“This support for communities in need is an important resource for fighting opioid misuse and preventing further tragedy,” said Governor Charlie Baker. “I look forward to our ongoing work with the legislature to pursue the tools necessary to curbing this public health crisis.”
“This award is positive news for Massachusetts parents who are raising families in communities where the scourge of opioid addiction has taken its greatest toll,” said Lt. Governor Karyn Polito. “These families deserve our full attention as we strive to end opioid misuse across the state.”
The Baker-Polito Administration has implemented numerous reforms aimed at curbing the Commonwealth’s opioid epidemic, including $114 million in this year’s budget for substance abuse prevention, bulk purchasing of Narcan by municipalities and the announcement of a new, vastly improved Prescription Monitoring Program Online System. Most recently, Governor Baker filed landmark legislation to provide medical personnel with the power to intervene with patients suffering from addiction, control the spread of addictive prescription opioids and increase education about substance use disorder (SUD) for providers and in the community. Over one hundred treatment beds have opened in communities across the Commonwealth, with more expected this winter. A full update on the Governor’s Opioid Working Group’s progress can be found at: www.mass.gov/statewithoutstigma.

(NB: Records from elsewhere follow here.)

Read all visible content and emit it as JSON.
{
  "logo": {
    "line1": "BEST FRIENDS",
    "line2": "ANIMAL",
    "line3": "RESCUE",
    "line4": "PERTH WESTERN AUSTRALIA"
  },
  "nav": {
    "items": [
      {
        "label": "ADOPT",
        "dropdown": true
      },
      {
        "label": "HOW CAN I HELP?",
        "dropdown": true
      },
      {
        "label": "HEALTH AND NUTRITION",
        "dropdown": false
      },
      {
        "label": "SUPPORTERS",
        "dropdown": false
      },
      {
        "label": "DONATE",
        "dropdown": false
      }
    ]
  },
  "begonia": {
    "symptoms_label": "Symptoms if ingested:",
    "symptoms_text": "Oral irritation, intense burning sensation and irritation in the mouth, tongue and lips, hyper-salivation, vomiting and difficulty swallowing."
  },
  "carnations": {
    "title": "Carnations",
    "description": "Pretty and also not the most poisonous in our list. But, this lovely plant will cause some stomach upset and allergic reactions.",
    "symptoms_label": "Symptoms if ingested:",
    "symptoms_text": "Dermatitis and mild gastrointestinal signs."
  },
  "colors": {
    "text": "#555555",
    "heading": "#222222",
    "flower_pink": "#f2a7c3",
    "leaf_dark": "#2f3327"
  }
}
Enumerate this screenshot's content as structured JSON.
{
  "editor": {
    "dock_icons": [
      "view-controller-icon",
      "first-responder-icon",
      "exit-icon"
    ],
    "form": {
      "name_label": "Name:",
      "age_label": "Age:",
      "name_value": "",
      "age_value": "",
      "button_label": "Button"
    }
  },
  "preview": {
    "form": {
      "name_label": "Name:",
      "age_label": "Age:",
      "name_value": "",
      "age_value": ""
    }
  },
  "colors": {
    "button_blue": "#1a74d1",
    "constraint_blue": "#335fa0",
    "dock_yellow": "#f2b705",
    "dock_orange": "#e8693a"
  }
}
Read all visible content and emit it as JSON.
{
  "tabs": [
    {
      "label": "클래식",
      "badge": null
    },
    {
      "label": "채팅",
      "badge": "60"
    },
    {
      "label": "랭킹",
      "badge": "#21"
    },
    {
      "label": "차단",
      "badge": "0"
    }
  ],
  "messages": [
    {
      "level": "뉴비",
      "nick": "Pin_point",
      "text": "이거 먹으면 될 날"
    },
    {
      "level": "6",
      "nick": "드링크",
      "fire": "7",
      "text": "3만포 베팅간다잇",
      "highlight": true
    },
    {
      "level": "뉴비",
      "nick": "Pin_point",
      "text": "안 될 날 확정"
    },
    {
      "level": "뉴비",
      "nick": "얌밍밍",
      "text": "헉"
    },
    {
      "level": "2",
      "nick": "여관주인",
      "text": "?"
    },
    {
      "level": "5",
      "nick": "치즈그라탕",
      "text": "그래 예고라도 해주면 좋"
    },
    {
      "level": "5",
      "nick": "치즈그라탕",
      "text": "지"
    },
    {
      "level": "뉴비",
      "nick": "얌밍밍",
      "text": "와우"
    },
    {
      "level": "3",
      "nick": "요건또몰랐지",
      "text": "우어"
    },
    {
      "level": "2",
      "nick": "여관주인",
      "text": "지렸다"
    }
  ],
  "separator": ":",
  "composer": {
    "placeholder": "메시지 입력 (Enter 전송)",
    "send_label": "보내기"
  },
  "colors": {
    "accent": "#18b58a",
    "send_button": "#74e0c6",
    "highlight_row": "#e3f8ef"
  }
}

Funding for the SPF-PFS program is provided by the federal Substance Abuse and Mental Health Services Administration (SAMHSA). The goal of the program is to implement evidence-based prevention programs, policies, and practices to reduce prescription drug misuse among persons aged 12 to 25 years old in high-need communities. The grant will provide $1.36 million in annual funding for a total of 5 years to partner programs in Boston, Brockton, Cambridge, Everett, Fall River, Lowell, Lynn, Malden, Medford, New Bedford, Quincy, Revere, Springfield, Taunton, Weymouth, and Worcester. Each community will receive $85,000 per year.
“This grant is an opportunity to provide invaluable resources to the grassroots efforts of our partners fighting this epidemic on the ground,” said Secretary of Health and Human Services Marylou Sudders. “Working together, we can implement proven strategies to address opioid misuse in ways that make sense for the specific needs of each community.”
As part of the grant program, the DPH Bureau of Substance Abuse Services (BSAS) will work with funded communities to develop a prevention and evaluation plan that meets SPF-PFS requirements; build the implementation and evaluation capacity within these agencies; and select and deploy strategies and interventions that best address prescription drug misuse among young people within each specific community.
“In the world of public health, one thing we know for sure is that prevention works,” said DPH Commissioner Monica Bharel, MD, MPH. “We are delighted to be able to provide these communities with the tools and assistance they need to make a difference for the young people that they serve.”